Problem statement: The whole listing that follows, pictures excepted, should be printed again exactly as given.

┌──

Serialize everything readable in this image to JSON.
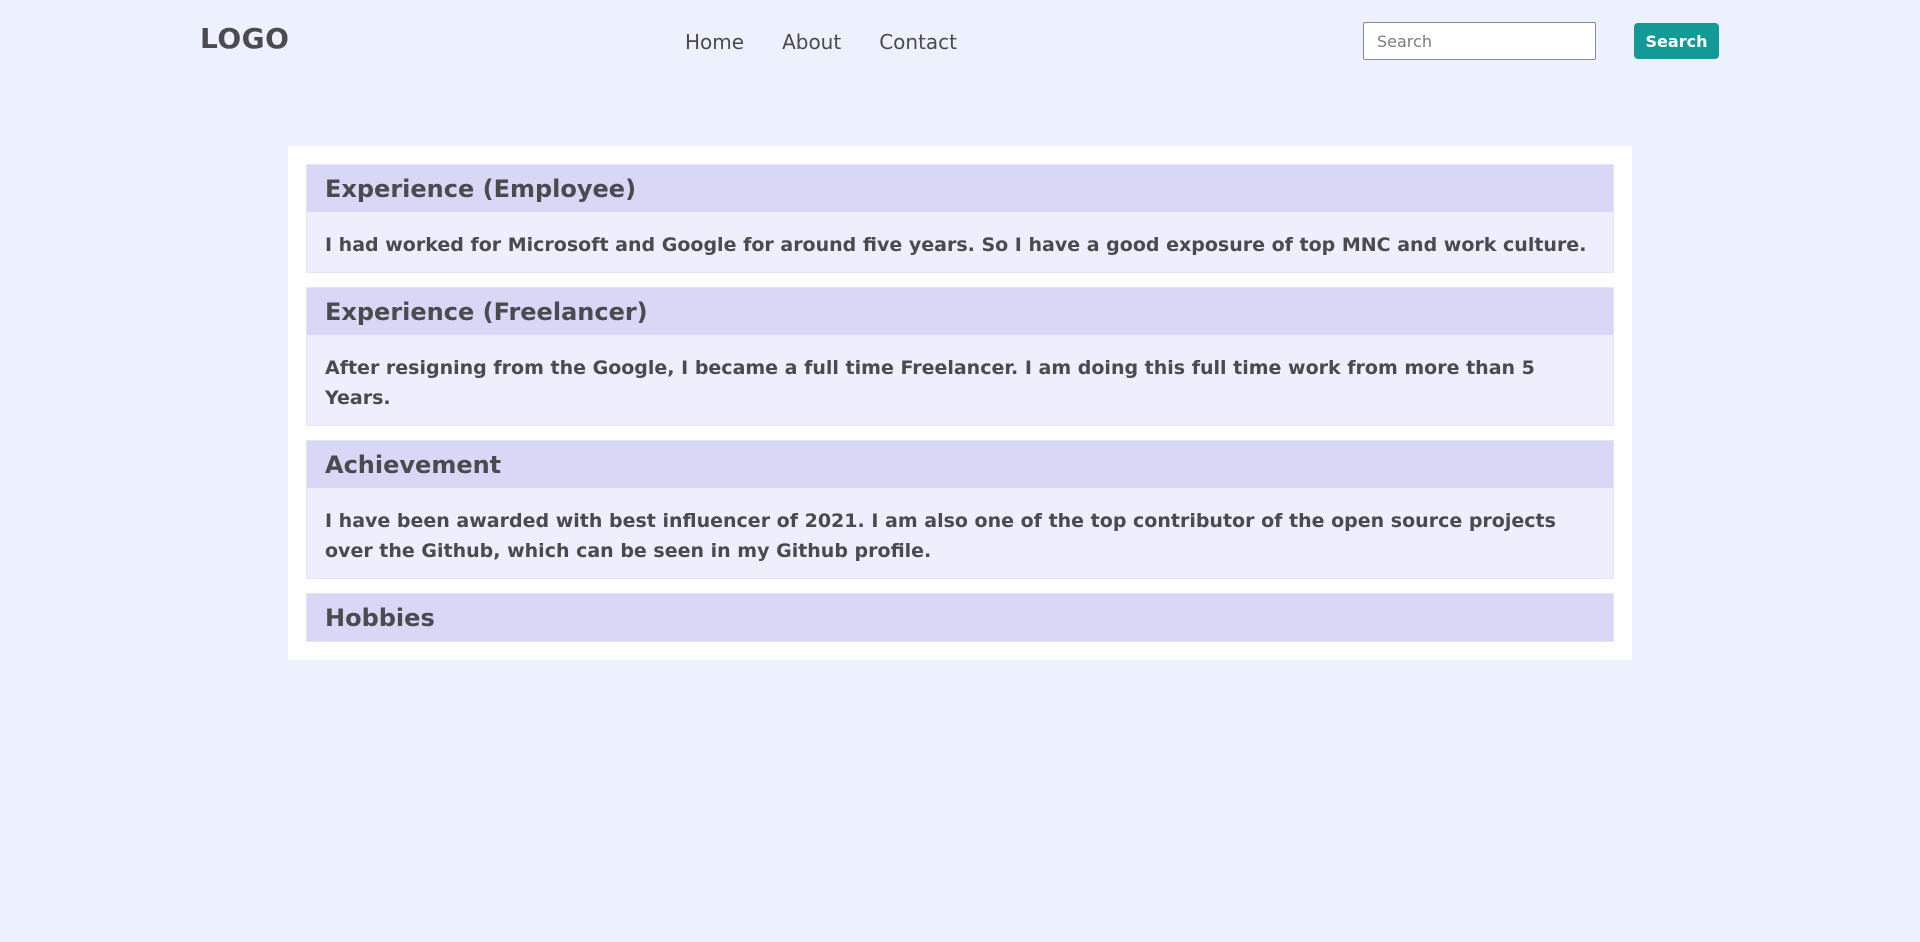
{
  "nav": {
    "logo": "LOGO",
    "links": [
      "Home",
      "About",
      "Contact"
    ],
    "search_placeholder": "Search",
    "search_button": "Search",
    "accent_color": "#139a96"
  },
  "sections": [
    {
      "title": "Experience (Employee)",
      "body": "I had worked for Microsoft and Google for around five years. So I have a good exposure of top MNC and work culture."
    },
    {
      "title": "Experience (Freelancer)",
      "body": "After resigning from the Google, I became a full time Freelancer. I am doing this full time work from more than 5 Years."
    },
    {
      "title": "Achievement",
      "body": "I have been awarded with best influencer of 2021. I am also one of the top contributor of the open source projects over the Github, which can be seen in my Github profile."
    },
    {
      "title": "Hobbies",
      "body": ""
    }
  ]
}
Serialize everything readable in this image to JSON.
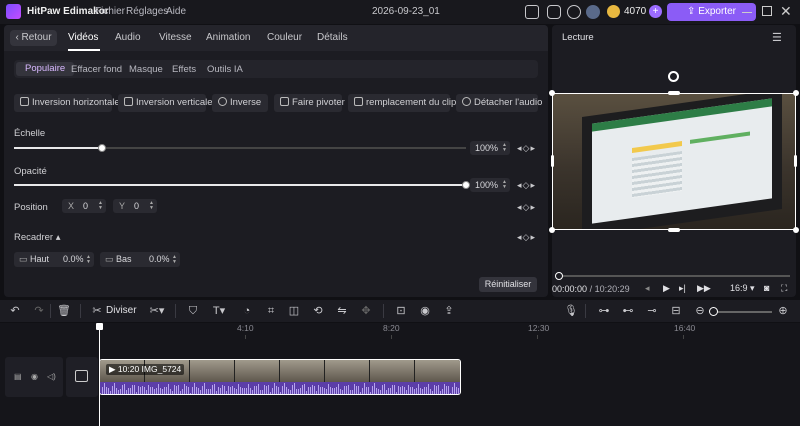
{
  "titlebar": {
    "app_name": "HitPaw Edimakor",
    "menus": [
      "Fichier",
      "Réglages",
      "Aide"
    ],
    "project_name": "2026-09-23_01",
    "credits": "4070",
    "export_label": "Exporter",
    "plus": "+"
  },
  "editor": {
    "back_label": "Retour",
    "tabs": [
      "Vidéos",
      "Audio",
      "Vitesse",
      "Animation",
      "Couleur",
      "Détails"
    ],
    "active_tab": "Vidéos",
    "subtabs": [
      "Populaire",
      "Effacer fond",
      "Masque",
      "Effets",
      "Outils IA"
    ],
    "actions": [
      "Inversion horizontale",
      "Inversion verticale",
      "Inverse",
      "Faire pivoter",
      "remplacement du clip",
      "Détacher l'audio"
    ],
    "scale": {
      "label": "Échelle",
      "value": "100%",
      "fraction": 0.195
    },
    "opacity": {
      "label": "Opacité",
      "value": "100%",
      "fraction": 1.0
    },
    "position": {
      "label": "Position",
      "x_label": "X",
      "x_value": "0",
      "y_label": "Y",
      "y_value": "0"
    },
    "crop": {
      "label": "Recadrer",
      "top_label": "Haut",
      "top_value": "0.0%",
      "bottom_label": "Bas",
      "bottom_value": "0.0%"
    },
    "keyframe_glyphs": "◂◇▸",
    "reset_label": "Réinitialiser"
  },
  "preview": {
    "title": "Lecture",
    "current_time": "00:00:00",
    "total_time": "/ 10:20:29",
    "aspect": "16:9"
  },
  "toolbar": {
    "split_label": "Diviser"
  },
  "timeline": {
    "ruler": [
      "4:10",
      "8:20",
      "12:30",
      "16:40"
    ],
    "clip_label": "10:20 IMG_5724",
    "zoom_fraction": 0.0
  },
  "colors": {
    "accent": "#8b5cf6",
    "active_subtab_text": "#d8b8ff",
    "waveform": "#5b3ea8"
  },
  "icons": {
    "back": "chevron-left-icon",
    "menu": "hamburger-icon",
    "undo": "undo-icon",
    "redo": "redo-icon",
    "delete": "trash-icon",
    "split": "scissors-icon"
  }
}
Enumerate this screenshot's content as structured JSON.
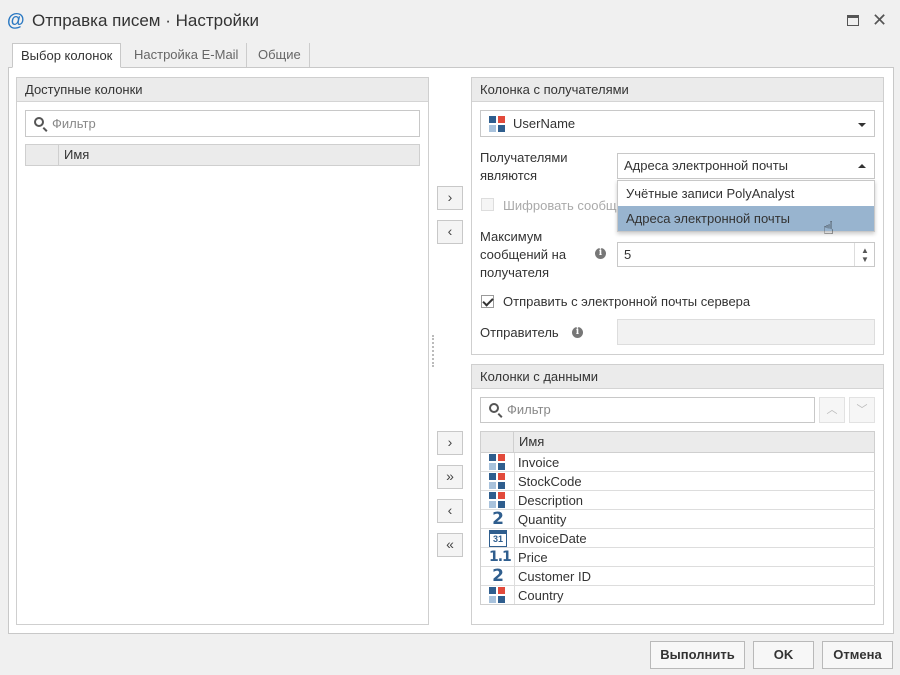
{
  "window": {
    "title": "Отправка писем · Настройки",
    "icon": "at-sign-icon"
  },
  "tabs": [
    {
      "label": "Выбор колонок",
      "active": true
    },
    {
      "label": "Настройка E-Mail",
      "active": false
    },
    {
      "label": "Общие",
      "active": false
    }
  ],
  "available_columns": {
    "header": "Доступные колонки",
    "filter_placeholder": "Фильтр",
    "grid_header": "Имя"
  },
  "recipients": {
    "header": "Колонка с получателями",
    "column_value": "UserName",
    "recipients_are_label": "Получателями являются",
    "recipients_are_value": "Адреса электронной почты",
    "dropdown_options": [
      "Учётные записи PolyAnalyst",
      "Адреса электронной почты"
    ],
    "selected_option_index": 1,
    "encrypt_label": "Шифровать сообщения",
    "encrypt_checked": false,
    "max_messages_label": "Максимум сообщений на получателя",
    "max_messages_value": "5",
    "send_from_server_label": "Отправить с электронной почты сервера",
    "send_from_server_checked": true,
    "sender_label": "Отправитель",
    "sender_value": ""
  },
  "data_columns": {
    "header": "Колонки с данными",
    "filter_placeholder": "Фильтр",
    "grid_header": "Имя",
    "rows": [
      {
        "name": "Invoice",
        "type_icon": "text-column-icon"
      },
      {
        "name": "StockCode",
        "type_icon": "text-column-icon"
      },
      {
        "name": "Description",
        "type_icon": "text-column-icon"
      },
      {
        "name": "Quantity",
        "type_icon": "integer-column-icon",
        "glyph": "2"
      },
      {
        "name": "InvoiceDate",
        "type_icon": "date-column-icon",
        "glyph": "31"
      },
      {
        "name": "Price",
        "type_icon": "numeric-column-icon",
        "glyph": "1.1"
      },
      {
        "name": "Customer ID",
        "type_icon": "integer-column-icon",
        "glyph": "2"
      },
      {
        "name": "Country",
        "type_icon": "text-column-icon"
      }
    ]
  },
  "move_buttons": {
    "add": "›",
    "remove": "‹",
    "add_all": "»",
    "remove_all": "«"
  },
  "footer": {
    "run_label": "Выполнить",
    "ok_label": "OK",
    "cancel_label": "Отмена"
  }
}
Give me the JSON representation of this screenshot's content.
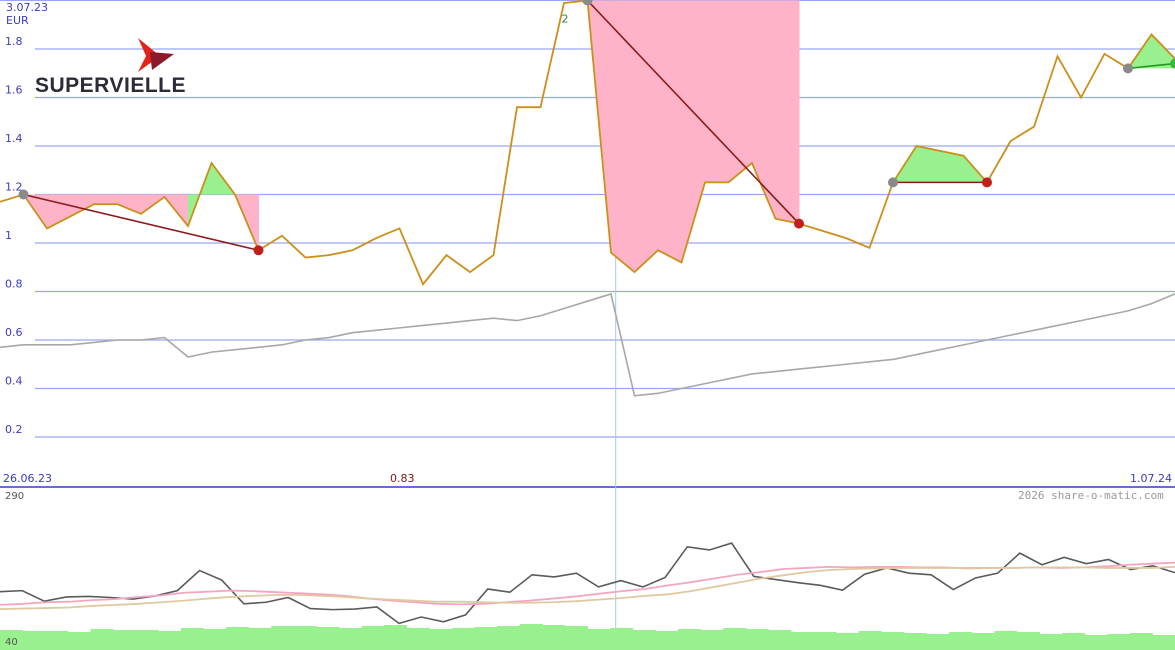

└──

Task response:
Serialize everything readable in this image to JSON.
{
  "nav": {
    "logo": "LOGO",
    "links": [
      "Home",
      "About",
      "Contact"
    ],
    "search_placeholder": "Search",
    "search_button": "Search",
    "accent_color": "#139a96"
  },
  "sections": [
    {
      "title": "Experience (Employee)",
      "body": "I had worked for Microsoft and Google for around five years. So I have a good exposure of top MNC and work culture."
    },
    {
      "title": "Experience (Freelancer)",
      "body": "After resigning from the Google, I became a full time Freelancer. I am doing this full time work from more than 5 Years."
    },
    {
      "title": "Achievement",
      "body": "I have been awarded with best influencer of 2021. I am also one of the top contributor of the open source projects over the Github, which can be seen in my Github profile."
    },
    {
      "title": "Hobbies",
      "body": ""
    }
  ]
}
Serialize everything readable in this image to JSON.
{
  "titlebar": {
    "app_name": "HitPaw Edimakor",
    "menus": [
      "Fichier",
      "Réglages",
      "Aide"
    ],
    "project_name": "2026-09-23_01",
    "credits": "4070",
    "export_label": "Exporter",
    "plus": "+"
  },
  "editor": {
    "back_label": "Retour",
    "tabs": [
      "Vidéos",
      "Audio",
      "Vitesse",
      "Animation",
      "Couleur",
      "Détails"
    ],
    "active_tab": "Vidéos",
    "subtabs": [
      "Populaire",
      "Effacer fond",
      "Masque",
      "Effets",
      "Outils IA"
    ],
    "actions": [
      "Inversion horizontale",
      "Inversion verticale",
      "Inverse",
      "Faire pivoter",
      "remplacement du clip",
      "Détacher l'audio"
    ],
    "scale": {
      "label": "Échelle",
      "value": "100%",
      "fraction": 0.195
    },
    "opacity": {
      "label": "Opacité",
      "value": "100%",
      "fraction": 1.0
    },
    "position": {
      "label": "Position",
      "x_label": "X",
      "x_value": "0",
      "y_label": "Y",
      "y_value": "0"
    },
    "crop": {
      "label": "Recadrer",
      "top_label": "Haut",
      "top_value": "0.0%",
      "bottom_label": "Bas",
      "bottom_value": "0.0%"
    },
    "keyframe_glyphs": "◂◇▸",
    "reset_label": "Réinitialiser"
  },
  "preview": {
    "title": "Lecture",
    "current_time": "00:00:00",
    "total_time": "/ 10:20:29",
    "aspect": "16:9"
  },
  "toolbar": {
    "split_label": "Diviser"
  },
  "timeline": {
    "ruler": [
      "4:10",
      "8:20",
      "12:30",
      "16:40"
    ],
    "clip_label": "10:20 IMG_5724",
    "zoom_fraction": 0.0
  },
  "colors": {
    "accent": "#8b5cf6",
    "active_subtab_text": "#d8b8ff",
    "waveform": "#5b3ea8"
  },
  "icons": {
    "back": "chevron-left-icon",
    "menu": "hamburger-icon",
    "undo": "undo-icon",
    "redo": "redo-icon",
    "delete": "trash-icon",
    "split": "scissors-icon"
  }
}
Enumerate this screenshot's content as structured JSON.
{
  "window": {
    "title": "Отправка писем · Настройки",
    "icon": "at-sign-icon"
  },
  "tabs": [
    {
      "label": "Выбор колонок",
      "active": true
    },
    {
      "label": "Настройка E-Mail",
      "active": false
    },
    {
      "label": "Общие",
      "active": false
    }
  ],
  "available_columns": {
    "header": "Доступные колонки",
    "filter_placeholder": "Фильтр",
    "grid_header": "Имя"
  },
  "recipients": {
    "header": "Колонка с получателями",
    "column_value": "UserName",
    "recipients_are_label": "Получателями являются",
    "recipients_are_value": "Адреса электронной почты",
    "dropdown_options": [
      "Учётные записи PolyAnalyst",
      "Адреса электронной почты"
    ],
    "selected_option_index": 1,
    "encrypt_label": "Шифровать сообщения",
    "encrypt_checked": false,
    "max_messages_label": "Максимум сообщений на получателя",
    "max_messages_value": "5",
    "send_from_server_label": "Отправить с электронной почты сервера",
    "send_from_server_checked": true,
    "sender_label": "Отправитель",
    "sender_value": ""
  },
  "data_columns": {
    "header": "Колонки с данными",
    "filter_placeholder": "Фильтр",
    "grid_header": "Имя",
    "rows": [
      {
        "name": "Invoice",
        "type_icon": "text-column-icon"
      },
      {
        "name": "StockCode",
        "type_icon": "text-column-icon"
      },
      {
        "name": "Description",
        "type_icon": "text-column-icon"
      },
      {
        "name": "Quantity",
        "type_icon": "integer-column-icon",
        "glyph": "2"
      },
      {
        "name": "InvoiceDate",
        "type_icon": "date-column-icon",
        "glyph": "31"
      },
      {
        "name": "Price",
        "type_icon": "numeric-column-icon",
        "glyph": "1.1"
      },
      {
        "name": "Customer ID",
        "type_icon": "integer-column-icon",
        "glyph": "2"
      },
      {
        "name": "Country",
        "type_icon": "text-column-icon"
      }
    ]
  },
  "move_buttons": {
    "add": "›",
    "remove": "‹",
    "add_all": "»",
    "remove_all": "«"
  },
  "footer": {
    "run_label": "Выполнить",
    "ok_label": "OK",
    "cancel_label": "Отмена"
  }
}
Give me the JSON representation of this screenshot's content.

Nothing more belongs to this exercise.